About this exercise:
List each line of the data that holds the string "chembl", please.

Material for this task:
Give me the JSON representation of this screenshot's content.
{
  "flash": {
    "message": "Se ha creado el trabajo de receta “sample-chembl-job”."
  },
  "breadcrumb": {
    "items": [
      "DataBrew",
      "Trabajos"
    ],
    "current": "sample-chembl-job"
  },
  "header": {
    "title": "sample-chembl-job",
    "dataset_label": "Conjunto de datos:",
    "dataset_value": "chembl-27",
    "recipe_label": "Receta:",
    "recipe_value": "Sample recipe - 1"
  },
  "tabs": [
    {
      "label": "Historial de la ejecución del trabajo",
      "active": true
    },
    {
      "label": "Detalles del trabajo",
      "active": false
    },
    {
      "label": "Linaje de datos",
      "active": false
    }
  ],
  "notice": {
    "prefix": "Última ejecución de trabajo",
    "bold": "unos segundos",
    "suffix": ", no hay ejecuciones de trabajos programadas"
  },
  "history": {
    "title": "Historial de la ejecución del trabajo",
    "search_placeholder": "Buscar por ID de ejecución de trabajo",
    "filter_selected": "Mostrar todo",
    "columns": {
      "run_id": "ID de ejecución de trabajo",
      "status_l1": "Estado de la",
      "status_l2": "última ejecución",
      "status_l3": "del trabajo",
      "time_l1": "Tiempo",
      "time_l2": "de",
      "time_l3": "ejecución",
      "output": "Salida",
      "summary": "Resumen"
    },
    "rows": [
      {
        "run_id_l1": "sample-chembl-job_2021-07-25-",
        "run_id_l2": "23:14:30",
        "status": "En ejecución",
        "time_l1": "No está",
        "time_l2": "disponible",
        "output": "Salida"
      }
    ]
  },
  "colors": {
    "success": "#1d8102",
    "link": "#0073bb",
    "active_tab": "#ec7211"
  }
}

Answer below:
    "message": "Se ha creado el trabajo de receta “sample-chembl-job”."
    "current": "sample-chembl-job"
    "title": "sample-chembl-job",
    "dataset_value": "chembl-27",
        "run_id_l1": "sample-chembl-job_2021-07-25-",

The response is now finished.